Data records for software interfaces
= = = =

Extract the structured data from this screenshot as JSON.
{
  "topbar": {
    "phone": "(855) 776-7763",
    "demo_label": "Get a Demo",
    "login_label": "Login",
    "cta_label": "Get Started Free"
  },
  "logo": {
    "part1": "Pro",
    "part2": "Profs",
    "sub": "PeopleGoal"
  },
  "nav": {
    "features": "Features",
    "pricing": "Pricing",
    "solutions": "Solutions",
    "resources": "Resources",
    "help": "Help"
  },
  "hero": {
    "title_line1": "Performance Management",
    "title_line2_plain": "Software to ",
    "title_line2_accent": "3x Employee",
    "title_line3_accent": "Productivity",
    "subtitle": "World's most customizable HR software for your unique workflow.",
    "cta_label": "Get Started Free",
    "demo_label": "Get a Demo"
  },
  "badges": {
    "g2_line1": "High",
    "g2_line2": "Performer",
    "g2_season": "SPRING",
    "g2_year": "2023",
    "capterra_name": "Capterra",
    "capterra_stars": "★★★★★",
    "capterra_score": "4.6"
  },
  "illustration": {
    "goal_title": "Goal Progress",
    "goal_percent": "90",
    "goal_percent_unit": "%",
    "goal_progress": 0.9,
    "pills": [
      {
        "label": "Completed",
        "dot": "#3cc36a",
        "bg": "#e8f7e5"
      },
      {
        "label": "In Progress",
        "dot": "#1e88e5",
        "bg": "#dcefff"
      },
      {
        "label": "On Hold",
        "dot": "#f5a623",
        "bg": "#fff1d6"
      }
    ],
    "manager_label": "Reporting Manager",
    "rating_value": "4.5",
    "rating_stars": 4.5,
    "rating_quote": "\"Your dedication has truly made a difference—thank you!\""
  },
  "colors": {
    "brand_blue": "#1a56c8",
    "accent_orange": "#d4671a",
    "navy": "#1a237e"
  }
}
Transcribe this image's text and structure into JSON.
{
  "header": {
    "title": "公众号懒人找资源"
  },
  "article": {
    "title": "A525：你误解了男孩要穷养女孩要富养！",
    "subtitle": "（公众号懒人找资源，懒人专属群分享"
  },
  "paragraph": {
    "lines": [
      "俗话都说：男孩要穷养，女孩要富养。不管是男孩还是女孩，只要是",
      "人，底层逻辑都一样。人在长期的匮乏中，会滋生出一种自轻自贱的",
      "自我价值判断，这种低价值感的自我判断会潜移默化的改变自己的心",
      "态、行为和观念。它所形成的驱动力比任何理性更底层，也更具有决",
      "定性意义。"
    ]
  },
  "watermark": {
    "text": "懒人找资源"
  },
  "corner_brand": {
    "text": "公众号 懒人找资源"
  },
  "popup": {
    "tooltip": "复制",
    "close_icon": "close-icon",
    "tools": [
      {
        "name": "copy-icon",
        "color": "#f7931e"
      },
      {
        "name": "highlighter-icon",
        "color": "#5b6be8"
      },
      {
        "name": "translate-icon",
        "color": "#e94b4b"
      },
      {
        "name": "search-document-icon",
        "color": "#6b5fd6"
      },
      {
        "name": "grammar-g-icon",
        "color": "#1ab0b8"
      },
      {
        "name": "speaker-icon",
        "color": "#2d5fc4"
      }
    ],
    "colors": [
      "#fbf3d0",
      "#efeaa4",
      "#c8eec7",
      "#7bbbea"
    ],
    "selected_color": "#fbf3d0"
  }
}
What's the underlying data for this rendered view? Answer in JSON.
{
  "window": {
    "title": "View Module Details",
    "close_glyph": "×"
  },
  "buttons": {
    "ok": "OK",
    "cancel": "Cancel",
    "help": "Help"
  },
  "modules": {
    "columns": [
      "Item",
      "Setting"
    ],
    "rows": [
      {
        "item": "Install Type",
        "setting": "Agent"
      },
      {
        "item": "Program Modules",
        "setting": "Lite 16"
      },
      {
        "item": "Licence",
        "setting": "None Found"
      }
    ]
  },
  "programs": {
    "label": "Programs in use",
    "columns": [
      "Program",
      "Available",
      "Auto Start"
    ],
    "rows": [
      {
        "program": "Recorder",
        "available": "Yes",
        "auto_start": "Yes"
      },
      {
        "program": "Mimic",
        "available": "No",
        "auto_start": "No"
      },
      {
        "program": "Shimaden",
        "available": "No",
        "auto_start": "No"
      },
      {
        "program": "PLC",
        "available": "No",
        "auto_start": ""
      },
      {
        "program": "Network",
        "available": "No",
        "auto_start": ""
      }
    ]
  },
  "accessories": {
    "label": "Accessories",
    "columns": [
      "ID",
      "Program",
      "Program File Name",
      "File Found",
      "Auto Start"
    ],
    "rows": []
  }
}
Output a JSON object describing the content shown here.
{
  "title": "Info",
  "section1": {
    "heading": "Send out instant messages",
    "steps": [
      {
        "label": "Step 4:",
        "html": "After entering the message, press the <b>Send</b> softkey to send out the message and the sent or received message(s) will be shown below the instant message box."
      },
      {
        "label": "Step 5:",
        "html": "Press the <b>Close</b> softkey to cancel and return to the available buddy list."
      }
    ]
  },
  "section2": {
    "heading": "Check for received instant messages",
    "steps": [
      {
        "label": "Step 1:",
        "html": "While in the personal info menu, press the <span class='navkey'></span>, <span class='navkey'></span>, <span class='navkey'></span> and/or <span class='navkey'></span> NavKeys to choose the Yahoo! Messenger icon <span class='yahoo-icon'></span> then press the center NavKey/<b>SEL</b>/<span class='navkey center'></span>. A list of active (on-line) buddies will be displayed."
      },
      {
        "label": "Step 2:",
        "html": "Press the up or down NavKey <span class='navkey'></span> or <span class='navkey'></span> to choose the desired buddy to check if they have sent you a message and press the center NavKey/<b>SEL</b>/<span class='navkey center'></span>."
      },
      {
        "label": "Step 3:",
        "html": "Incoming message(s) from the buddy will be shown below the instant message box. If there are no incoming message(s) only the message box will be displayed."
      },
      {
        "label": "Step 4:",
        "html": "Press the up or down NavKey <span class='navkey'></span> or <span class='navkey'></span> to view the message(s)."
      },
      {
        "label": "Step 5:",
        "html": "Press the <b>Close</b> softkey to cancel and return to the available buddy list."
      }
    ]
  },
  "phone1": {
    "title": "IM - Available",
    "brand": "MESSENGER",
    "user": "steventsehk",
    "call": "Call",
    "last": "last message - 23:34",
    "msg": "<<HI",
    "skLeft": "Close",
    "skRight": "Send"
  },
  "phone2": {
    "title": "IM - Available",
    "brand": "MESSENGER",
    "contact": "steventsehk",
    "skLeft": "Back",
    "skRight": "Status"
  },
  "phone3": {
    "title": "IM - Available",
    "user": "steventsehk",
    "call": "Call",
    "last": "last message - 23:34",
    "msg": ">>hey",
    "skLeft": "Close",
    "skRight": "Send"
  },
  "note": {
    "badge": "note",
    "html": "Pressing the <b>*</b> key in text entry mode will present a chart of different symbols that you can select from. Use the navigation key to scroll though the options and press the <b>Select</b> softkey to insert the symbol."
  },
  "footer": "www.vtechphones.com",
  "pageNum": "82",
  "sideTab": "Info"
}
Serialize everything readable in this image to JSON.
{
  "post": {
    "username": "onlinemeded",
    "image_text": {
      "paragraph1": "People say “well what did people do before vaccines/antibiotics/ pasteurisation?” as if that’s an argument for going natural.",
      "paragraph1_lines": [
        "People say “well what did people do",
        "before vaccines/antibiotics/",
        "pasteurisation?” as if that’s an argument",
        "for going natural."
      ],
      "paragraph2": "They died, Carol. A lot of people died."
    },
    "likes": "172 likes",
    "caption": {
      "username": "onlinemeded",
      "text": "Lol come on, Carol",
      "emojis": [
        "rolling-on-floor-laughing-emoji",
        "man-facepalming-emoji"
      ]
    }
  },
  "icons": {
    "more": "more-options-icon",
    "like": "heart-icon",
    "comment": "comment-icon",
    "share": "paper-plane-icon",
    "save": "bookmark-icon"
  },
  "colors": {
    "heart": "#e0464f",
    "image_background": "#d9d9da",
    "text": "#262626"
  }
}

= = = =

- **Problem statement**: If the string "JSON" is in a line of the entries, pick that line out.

- **Result of this task**:
Extract the structured data from this screenshot as JSON.
Transcribe this image's text and structure into JSON.
What's the underlying data for this rendered view? Answer in JSON.
Output a JSON object describing the content shown here.
Serialize everything readable in this image to JSON.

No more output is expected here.